= Directions for this task =
Keep only the lines of the listing that include the word "tensorflow", and copy them.
[Supplied entries]
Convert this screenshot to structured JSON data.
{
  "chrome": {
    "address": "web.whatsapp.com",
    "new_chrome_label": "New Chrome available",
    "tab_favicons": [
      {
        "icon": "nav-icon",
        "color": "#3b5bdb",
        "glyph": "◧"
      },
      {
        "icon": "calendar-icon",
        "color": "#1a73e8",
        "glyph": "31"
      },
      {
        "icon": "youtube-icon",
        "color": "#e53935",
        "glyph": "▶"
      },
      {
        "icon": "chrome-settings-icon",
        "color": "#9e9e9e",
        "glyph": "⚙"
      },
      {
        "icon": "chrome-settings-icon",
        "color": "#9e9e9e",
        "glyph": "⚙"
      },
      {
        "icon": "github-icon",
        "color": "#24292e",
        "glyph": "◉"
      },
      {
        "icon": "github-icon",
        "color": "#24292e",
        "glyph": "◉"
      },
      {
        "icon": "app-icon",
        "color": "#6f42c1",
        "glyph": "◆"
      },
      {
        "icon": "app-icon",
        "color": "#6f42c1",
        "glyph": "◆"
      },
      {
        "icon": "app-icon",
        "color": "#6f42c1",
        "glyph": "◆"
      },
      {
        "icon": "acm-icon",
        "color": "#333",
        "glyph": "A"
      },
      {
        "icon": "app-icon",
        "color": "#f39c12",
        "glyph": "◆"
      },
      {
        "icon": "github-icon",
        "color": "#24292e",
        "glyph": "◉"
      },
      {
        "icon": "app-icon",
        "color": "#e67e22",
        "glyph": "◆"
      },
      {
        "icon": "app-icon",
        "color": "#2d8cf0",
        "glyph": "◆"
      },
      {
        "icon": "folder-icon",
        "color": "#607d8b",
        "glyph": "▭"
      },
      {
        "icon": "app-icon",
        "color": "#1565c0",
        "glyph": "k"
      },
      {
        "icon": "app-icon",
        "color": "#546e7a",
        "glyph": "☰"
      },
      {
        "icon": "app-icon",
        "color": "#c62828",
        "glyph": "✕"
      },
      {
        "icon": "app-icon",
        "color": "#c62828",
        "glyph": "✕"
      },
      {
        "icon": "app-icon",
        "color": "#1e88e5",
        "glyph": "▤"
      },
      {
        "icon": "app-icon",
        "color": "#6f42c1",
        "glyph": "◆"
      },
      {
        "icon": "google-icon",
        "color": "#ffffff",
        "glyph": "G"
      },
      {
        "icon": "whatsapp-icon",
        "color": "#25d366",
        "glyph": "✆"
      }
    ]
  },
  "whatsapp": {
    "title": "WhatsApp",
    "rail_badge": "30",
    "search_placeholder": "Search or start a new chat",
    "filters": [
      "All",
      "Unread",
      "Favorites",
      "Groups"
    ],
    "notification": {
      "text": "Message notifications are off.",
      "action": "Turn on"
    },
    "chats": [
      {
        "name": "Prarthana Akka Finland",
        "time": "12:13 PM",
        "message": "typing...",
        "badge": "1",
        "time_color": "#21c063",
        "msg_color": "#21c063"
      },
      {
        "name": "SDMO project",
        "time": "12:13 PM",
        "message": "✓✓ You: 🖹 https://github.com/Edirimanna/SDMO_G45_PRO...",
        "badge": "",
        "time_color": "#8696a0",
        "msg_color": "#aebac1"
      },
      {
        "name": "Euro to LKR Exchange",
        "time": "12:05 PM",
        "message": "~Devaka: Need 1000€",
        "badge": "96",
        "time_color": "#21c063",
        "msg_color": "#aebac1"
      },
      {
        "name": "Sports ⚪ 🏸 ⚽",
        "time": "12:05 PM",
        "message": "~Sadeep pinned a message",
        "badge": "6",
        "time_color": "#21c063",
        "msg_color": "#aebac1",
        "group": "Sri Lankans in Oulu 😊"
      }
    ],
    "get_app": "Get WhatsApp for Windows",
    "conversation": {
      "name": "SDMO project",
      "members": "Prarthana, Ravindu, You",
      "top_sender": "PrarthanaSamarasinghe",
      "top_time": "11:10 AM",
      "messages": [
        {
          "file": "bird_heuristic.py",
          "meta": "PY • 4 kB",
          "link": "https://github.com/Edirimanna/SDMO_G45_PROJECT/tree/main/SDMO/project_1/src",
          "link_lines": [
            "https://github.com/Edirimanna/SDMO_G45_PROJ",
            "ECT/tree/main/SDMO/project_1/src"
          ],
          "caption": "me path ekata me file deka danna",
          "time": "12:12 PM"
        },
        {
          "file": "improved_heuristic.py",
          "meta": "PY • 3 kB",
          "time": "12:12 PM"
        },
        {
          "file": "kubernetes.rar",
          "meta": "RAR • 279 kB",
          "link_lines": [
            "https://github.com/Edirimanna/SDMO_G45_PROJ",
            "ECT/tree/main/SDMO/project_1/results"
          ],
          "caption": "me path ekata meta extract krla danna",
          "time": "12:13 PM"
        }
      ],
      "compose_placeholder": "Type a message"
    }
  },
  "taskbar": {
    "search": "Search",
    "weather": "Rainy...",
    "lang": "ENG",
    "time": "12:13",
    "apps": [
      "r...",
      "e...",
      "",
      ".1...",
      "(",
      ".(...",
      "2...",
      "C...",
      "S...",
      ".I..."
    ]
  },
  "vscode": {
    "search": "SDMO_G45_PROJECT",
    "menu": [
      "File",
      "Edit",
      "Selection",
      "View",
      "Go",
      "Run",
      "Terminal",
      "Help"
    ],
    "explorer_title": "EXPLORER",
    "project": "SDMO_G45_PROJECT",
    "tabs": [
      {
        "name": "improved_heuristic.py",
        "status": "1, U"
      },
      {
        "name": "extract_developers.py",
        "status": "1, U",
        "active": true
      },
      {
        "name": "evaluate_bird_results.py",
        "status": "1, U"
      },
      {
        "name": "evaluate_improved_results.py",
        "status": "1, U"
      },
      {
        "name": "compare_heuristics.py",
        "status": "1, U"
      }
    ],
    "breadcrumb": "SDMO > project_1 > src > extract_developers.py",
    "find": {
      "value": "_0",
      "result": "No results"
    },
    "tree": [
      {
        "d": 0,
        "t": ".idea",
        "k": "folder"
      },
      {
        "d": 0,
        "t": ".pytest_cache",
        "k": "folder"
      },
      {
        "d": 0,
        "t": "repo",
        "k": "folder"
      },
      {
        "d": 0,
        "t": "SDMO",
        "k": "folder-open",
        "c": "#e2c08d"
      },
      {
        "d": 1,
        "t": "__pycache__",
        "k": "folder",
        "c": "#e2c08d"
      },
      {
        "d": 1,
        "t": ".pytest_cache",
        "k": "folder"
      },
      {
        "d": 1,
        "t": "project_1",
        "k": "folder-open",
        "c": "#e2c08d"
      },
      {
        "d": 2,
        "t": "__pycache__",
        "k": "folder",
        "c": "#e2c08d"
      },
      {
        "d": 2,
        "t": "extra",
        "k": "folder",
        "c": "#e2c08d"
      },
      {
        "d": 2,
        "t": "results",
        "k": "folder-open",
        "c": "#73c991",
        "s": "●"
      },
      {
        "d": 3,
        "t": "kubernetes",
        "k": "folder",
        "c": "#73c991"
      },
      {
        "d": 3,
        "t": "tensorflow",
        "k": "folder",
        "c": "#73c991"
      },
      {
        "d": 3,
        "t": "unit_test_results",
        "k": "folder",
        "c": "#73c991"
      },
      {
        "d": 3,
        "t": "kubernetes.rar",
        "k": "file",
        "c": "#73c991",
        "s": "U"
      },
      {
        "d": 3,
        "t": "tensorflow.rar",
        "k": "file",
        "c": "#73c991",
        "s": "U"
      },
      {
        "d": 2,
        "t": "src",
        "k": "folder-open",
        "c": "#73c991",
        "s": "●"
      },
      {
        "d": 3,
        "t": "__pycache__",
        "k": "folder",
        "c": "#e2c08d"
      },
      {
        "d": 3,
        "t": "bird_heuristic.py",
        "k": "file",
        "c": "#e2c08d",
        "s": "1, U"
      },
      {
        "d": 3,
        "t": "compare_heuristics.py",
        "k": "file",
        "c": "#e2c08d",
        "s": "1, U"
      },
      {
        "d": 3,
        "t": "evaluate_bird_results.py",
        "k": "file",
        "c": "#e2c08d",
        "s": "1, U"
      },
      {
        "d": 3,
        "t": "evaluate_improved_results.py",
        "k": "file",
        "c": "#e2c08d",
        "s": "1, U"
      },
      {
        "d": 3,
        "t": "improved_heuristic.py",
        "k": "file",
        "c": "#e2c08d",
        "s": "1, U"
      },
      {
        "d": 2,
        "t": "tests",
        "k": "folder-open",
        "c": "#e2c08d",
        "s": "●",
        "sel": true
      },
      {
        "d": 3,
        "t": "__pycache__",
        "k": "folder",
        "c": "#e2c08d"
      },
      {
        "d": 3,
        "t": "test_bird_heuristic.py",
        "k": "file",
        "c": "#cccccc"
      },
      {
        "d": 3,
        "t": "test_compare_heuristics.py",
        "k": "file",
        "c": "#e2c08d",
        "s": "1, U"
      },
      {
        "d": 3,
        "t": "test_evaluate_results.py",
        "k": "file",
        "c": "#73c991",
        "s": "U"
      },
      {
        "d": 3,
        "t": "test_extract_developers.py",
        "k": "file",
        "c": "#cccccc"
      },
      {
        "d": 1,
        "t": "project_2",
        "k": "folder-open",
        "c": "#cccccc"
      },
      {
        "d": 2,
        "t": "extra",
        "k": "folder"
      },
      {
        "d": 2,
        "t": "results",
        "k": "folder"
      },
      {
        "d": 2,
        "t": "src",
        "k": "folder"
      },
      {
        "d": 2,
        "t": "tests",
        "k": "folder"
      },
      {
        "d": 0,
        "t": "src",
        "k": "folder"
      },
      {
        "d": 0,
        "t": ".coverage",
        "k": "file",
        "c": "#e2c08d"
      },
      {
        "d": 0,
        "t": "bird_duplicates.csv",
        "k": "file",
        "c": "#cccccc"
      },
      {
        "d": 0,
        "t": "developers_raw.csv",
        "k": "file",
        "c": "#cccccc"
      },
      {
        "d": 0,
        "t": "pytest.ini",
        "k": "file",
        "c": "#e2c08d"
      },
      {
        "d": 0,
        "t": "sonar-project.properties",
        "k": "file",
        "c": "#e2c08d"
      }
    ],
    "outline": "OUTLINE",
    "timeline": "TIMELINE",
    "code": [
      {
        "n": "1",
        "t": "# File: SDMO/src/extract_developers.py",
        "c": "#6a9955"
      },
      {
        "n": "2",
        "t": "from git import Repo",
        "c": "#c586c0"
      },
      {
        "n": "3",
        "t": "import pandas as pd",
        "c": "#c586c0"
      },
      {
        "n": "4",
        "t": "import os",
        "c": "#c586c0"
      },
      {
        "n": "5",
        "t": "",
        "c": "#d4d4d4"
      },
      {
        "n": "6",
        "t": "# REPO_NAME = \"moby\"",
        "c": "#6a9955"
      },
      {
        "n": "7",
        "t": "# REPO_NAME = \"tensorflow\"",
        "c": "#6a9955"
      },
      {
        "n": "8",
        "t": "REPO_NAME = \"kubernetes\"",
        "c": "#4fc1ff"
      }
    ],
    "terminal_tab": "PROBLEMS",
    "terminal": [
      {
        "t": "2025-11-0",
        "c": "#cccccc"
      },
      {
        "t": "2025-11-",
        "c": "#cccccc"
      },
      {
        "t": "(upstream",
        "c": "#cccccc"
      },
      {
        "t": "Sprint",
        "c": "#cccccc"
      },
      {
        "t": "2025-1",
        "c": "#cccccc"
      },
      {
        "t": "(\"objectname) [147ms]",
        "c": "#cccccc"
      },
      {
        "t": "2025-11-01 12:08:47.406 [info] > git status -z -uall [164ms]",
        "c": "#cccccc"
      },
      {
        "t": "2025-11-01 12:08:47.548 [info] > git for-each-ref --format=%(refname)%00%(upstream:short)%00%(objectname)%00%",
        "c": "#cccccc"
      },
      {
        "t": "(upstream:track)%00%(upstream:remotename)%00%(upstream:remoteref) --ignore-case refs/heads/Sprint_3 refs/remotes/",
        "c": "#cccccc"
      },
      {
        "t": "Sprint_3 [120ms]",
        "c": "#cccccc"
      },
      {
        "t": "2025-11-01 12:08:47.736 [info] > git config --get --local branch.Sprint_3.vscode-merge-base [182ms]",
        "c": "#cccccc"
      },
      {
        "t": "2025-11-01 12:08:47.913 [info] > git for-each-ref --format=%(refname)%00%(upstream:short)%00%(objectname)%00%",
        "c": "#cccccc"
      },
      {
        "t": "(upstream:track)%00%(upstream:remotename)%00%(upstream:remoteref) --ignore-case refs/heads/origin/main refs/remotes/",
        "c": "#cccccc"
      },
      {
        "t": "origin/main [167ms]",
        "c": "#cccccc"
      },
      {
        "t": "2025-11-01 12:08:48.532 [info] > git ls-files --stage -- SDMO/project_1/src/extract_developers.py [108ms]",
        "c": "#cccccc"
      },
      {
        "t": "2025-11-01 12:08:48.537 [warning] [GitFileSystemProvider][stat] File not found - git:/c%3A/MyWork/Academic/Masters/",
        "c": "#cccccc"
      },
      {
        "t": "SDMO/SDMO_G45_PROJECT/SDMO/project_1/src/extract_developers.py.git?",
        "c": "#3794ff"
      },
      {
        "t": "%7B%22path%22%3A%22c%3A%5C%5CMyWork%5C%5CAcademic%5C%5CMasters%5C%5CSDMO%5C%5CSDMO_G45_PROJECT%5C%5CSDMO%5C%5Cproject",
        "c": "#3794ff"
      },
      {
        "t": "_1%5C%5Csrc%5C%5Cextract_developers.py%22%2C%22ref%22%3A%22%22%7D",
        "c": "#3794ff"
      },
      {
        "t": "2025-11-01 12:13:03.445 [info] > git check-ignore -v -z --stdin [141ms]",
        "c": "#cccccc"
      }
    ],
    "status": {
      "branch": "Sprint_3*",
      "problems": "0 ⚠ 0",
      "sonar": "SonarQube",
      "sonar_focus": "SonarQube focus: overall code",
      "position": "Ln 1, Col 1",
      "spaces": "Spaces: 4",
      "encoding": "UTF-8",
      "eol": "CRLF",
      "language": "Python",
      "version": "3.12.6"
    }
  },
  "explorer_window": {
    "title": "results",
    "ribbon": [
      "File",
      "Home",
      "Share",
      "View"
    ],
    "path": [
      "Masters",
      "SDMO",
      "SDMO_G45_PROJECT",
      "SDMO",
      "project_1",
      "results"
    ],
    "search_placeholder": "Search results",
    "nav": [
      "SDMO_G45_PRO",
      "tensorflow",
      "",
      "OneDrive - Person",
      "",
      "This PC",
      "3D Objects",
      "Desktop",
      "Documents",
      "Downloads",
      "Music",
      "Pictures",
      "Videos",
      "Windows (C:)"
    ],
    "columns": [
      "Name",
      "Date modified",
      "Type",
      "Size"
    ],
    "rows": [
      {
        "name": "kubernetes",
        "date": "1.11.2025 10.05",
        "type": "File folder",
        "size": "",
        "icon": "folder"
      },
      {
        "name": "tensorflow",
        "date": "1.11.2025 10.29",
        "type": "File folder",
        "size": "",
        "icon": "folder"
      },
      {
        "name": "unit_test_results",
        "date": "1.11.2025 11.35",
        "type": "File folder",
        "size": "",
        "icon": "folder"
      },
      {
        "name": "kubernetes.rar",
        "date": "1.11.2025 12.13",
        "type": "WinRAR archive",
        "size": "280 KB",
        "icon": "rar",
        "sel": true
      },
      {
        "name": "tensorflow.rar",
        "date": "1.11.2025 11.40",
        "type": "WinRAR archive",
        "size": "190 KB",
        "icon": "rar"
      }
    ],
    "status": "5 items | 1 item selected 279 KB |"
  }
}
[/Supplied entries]
= Your response =
        "t": "tensorflow",
        "t": "tensorflow.rar",
        "t": "# REPO_NAME = \"tensorflow\"",
      "tensorflow",
        "name": "tensorflow",
        "name": "tensorflow.rar",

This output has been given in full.